The first and most effective way to avoid contracting a cold is to keep your and your baby’s hands clean. If you have other kids around the house, make sure that they clean their hands before touching their baby sibling.
Hand sanitizers and wipes can also be used if you do not have a sink around, but keep in mind that washing hands is far more effective than sanitizers in washing away germs.
Moreover, keep your baby away from family members who have a cold. Use the disinfectant solution to clean the house and things that might have germs on them.
Lastly, feed your baby breast milk for it’s the best remedy against any disease.
How to treat your baby’s cold?
Do not opt for medication when your baby gets a cold because they are not only unsafe for babies but are also ineffective.
Using antibiotics for a mere cold can lead to other severe problems like rashes, diarrhea, stomach pain, an allergic reaction, and in rare cases, seizures.
Antibiotics can also kill the healthy bacteria in your baby’s gut, so consult your doctor before using any medication.
To help relieve your baby’s pain during a cold, use the following tips:
- To help your baby breathe easily, you need to take that mucus out of their nose. You need to use a suction bulb to extract that excess mucus blocking your baby’s nostrils. You can also use saline nose drops to soften the mucus.
- Use a humidifier in the room to moisten the dry air and reduce congestion.
- To prevent red skin, soreness, and chapping, apply a thin layer of petroleum jelly under the nose.
- Keep your baby hydrated or keep them feeding breast milk to make up for the fluids lost through fever or runny nose. Breast milk also has the right ingredients to treat your baby’s cold, so do not hesitate to feed.
- If your baby is 2 months or older and you want to give him medicine, go for Tylenol. Ibuprofen, however, is safe for babies who are 6 months or older but do not forget to consult your doctor beforehand.
Symptoms and cure for summer colds
Colds are more common during winters because rhinoviruses, responsible for their cause, have better chances of survival in cold weather. Summer colds, though unpopular, can still be contracted by your baby because they are caused by a different type of virus. These viruses can infect your baby’s eyes, nose, and digestive system. Some of the common symptoms of summer colds are:
- 101 to 104 °F fever
- Sore throat
- Muscle ache
Like winter colds, summer colds also disappear in a week, and you can use the same treatment and preventive measures for this cold as you would for the winter cold.
When to consult a doctor for your baby’s cold?
Colds are common among babies as in adults and do not need you to visit a pediatrician, but call your doctor if your little one:
- Had his first cold and does not seem to handle it well
- Seems to be very restless and has trouble sleeping

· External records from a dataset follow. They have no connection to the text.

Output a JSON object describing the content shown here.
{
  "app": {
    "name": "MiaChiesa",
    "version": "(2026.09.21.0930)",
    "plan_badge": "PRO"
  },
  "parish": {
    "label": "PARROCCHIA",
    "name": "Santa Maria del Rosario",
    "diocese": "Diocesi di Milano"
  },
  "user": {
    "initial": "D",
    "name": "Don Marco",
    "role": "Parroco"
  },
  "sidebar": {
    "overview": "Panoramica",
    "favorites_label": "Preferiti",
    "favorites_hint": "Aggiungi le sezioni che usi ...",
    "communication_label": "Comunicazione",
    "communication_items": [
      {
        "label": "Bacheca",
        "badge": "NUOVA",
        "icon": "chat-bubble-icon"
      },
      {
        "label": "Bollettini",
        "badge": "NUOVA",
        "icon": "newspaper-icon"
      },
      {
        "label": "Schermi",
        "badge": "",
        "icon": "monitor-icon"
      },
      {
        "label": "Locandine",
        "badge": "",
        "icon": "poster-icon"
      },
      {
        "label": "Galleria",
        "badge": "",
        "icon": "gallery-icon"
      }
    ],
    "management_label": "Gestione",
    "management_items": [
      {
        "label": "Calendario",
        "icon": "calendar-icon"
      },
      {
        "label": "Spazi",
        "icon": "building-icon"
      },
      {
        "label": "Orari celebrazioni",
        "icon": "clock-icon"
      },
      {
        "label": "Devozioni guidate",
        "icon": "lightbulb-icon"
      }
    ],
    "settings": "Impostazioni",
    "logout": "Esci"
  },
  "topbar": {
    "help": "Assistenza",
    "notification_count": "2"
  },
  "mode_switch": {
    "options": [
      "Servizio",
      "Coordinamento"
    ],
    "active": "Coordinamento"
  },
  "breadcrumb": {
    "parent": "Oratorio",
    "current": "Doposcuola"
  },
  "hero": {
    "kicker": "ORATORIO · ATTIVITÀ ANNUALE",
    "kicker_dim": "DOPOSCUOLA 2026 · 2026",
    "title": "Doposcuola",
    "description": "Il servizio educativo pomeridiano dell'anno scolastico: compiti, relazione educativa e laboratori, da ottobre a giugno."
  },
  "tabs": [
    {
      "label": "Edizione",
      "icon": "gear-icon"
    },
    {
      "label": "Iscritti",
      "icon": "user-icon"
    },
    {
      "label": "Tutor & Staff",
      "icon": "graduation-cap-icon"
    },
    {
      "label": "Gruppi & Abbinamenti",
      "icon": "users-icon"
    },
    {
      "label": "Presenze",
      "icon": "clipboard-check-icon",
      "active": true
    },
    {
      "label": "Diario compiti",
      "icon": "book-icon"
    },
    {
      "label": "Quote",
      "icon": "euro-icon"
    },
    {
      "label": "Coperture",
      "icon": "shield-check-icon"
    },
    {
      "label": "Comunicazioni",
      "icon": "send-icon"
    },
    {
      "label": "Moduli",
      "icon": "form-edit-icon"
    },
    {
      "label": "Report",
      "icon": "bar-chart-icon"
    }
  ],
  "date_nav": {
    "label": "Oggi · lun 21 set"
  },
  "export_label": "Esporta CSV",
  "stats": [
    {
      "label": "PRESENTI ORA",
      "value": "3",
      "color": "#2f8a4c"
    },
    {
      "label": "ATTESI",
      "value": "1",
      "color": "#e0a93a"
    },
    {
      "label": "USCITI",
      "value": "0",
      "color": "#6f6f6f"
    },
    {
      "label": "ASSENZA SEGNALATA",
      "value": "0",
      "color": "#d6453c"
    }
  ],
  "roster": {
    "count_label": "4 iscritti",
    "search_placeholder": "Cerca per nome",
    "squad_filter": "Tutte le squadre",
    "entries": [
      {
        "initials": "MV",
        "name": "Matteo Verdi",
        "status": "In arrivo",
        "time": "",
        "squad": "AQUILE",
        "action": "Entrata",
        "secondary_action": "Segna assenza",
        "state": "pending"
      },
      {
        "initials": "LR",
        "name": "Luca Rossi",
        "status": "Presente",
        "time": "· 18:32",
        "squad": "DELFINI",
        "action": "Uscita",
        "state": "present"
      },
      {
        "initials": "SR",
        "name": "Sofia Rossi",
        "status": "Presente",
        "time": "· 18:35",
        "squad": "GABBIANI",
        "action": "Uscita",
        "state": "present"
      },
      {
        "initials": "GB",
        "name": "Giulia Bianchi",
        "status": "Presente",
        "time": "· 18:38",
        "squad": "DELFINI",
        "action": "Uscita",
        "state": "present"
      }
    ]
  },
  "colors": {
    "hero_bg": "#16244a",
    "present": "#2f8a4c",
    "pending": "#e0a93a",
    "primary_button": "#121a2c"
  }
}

- Does not feed
- Has a fever over 100.4 °F
- Is breathing abnormally fast
- Has a greenish-yellow, stinking nasal or cough discharge
- Seems to have swollen neck glands
- Is pulling on his ear
- Does not seem to be getting better even after 10 days
Some colds, if prolonged, can cause ear infections, pneumonia, or can be a sign of an allergy. Hence, keep the timeline in mind, and if the cold exceeds the timeline, visit your pediatrician for a proper checkup.
Colds are not fatal for your baby, but if it’s the first time, your baby might react more extremely towards it. Unfortunately, all you can do for your baby during colds is use remedies to soothe their cough and congestion.
Do not try to treat this cold like an adult’s cold, and avoid medications of any sort. If your baby is getting sicker and does not seem to be recovering after 3 days, consult your doctor for a proper diagnosis.
Let me know your way of handling your baby’s cold in the comments below!